Denmark’s most famous actor, Mads Mikkelsen, headlines a brilliant cast as a mute warrior named One Eye who’s been held for many years by a Norse chieftain, Barde (Alexander Morton). With the aid of a slave boy (Maarten Stevenson), One Eye slays his captors and escapes with the boy.
From there, they board a Viking ship. In fairly short order, they find themselves engulfed in endless miles of fog, only opening when they arrive at an unknown landmass.
“Valhalla Rising” is a story of strength, perseverance, and self-discovery, and is brilliantly told. The film is 93 minutes and is in English.
“Love Me if You Dare” (2003)
There are few things better in the cinematic world than a foreign-language comedy. What’s funny is typically universally funny, even in a different language, and this is the case with “Love Me if You Dare,” a French film by the great storyteller, Yann Samuell (“My Sassy Girl,” “The Great Ghost Rescue”).
Julien (Guillaume Canet) and Sophie (Marion Cotillard) are adults, but have been best friends since childhood. One of their enduring qualities is to compete against each other through fearless, daring, and outrageous stunts. All the games, of course, are a cover-up for their true feelings for each other, and the distinct fact that they’re meant for each other.
It’s funny from start to finish, and will have you cheering for them. In French with English subtitles, the 93-minutes are perfectly paced and acted by this superb French cast.
There are many satisfying independent films from around the world in every genre. It’s probably impossible to watch them all, but these seven films are definitely worth checking out. What is your favorite independent flick?
Andy has lived in several different areas of the United States, but always calls Utah home.

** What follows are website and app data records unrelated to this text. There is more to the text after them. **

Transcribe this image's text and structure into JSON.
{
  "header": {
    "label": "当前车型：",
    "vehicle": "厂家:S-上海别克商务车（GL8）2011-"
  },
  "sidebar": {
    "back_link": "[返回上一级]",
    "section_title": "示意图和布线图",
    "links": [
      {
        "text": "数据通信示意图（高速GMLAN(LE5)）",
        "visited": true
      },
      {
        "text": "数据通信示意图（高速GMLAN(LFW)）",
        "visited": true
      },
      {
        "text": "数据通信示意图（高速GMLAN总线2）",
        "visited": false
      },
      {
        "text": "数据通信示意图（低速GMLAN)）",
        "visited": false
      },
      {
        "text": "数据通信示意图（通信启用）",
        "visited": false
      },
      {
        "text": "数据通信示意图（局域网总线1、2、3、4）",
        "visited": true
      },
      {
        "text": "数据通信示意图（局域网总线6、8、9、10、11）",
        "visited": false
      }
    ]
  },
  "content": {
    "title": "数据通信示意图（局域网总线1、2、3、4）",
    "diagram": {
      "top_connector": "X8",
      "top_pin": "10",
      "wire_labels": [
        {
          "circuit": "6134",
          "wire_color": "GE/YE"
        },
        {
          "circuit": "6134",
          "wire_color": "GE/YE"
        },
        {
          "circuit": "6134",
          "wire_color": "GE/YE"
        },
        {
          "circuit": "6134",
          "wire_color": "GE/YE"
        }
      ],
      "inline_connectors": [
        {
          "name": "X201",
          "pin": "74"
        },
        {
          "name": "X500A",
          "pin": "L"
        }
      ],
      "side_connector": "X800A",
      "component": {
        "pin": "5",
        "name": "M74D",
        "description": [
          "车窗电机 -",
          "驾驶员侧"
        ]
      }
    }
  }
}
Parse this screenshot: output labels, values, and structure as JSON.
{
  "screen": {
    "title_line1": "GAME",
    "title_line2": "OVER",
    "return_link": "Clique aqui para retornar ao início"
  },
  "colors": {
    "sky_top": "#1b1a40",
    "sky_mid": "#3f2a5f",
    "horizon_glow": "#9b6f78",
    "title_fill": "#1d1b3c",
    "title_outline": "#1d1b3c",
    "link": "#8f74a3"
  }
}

He wrote articles for a local paper about outdoor recreation with pets before joining the USDish team in 2010. When he is not watching outdoor adventure programs on Animal Planet, The History Channel, or The National Geographic Channel, Andy can be found hiking in the red rock deserts of the Southwest.